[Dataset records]
>>>>

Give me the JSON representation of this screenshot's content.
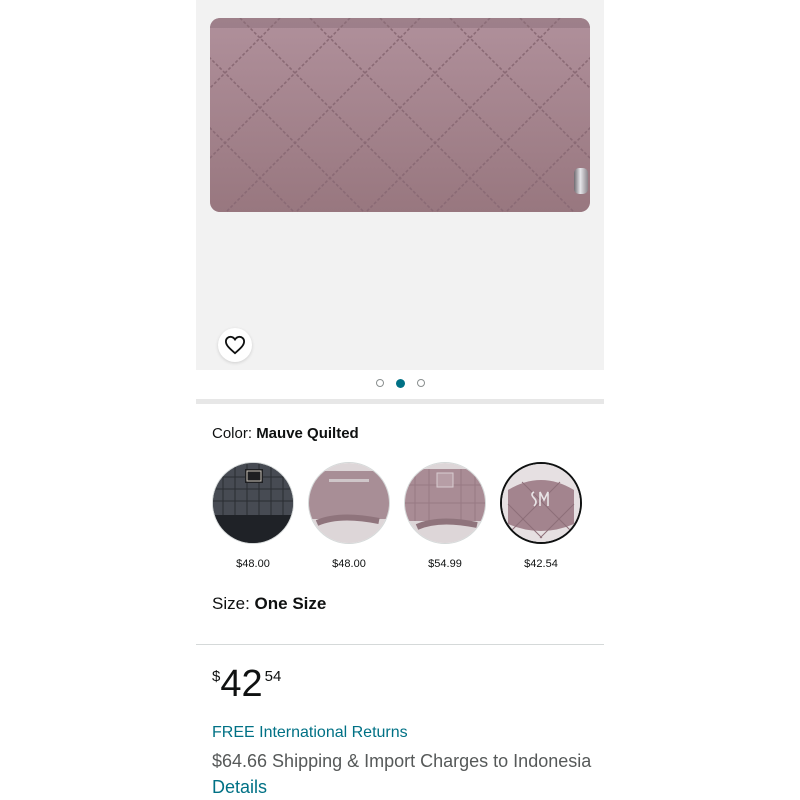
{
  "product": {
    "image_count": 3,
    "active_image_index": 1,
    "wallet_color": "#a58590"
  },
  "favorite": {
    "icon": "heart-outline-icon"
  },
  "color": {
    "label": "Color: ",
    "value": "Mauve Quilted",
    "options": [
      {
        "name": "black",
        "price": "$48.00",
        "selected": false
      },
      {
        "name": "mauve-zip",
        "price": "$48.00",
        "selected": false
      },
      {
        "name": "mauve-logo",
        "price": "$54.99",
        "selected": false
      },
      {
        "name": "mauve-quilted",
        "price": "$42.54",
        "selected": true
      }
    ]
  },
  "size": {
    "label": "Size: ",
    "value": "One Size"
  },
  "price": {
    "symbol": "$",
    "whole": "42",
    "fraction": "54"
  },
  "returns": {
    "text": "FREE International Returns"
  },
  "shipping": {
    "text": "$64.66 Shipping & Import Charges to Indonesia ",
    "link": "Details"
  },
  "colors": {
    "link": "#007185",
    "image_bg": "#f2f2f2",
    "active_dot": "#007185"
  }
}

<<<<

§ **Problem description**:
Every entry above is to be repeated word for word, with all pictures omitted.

§ **Response to the exercise**:
Give me the JSON representation of this screenshot's content.
{
  "product": {
    "image_count": 3,
    "active_image_index": 1,
    "wallet_color": "#a58590"
  },
  "favorite": {
    "icon": "heart-outline-icon"
  },
  "color": {
    "label": "Color: ",
    "value": "Mauve Quilted",
    "options": [
      {
        "name": "black",
        "price": "$48.00",
        "selected": false
      },
      {
        "name": "mauve-zip",
        "price": "$48.00",
        "selected": false
      },
      {
        "name": "mauve-logo",
        "price": "$54.99",
        "selected": false
      },
      {
        "name": "mauve-quilted",
        "price": "$42.54",
        "selected": true
      }
    ]
  },
  "size": {
    "label": "Size: ",
    "value": "One Size"
  },
  "price": {
    "symbol": "$",
    "whole": "42",
    "fraction": "54"
  },
  "returns": {
    "text": "FREE International Returns"
  },
  "shipping": {
    "text": "$64.66 Shipping & Import Charges to Indonesia ",
    "link": "Details"
  },
  "colors": {
    "link": "#007185",
    "image_bg": "#f2f2f2",
    "active_dot": "#007185"
  }
}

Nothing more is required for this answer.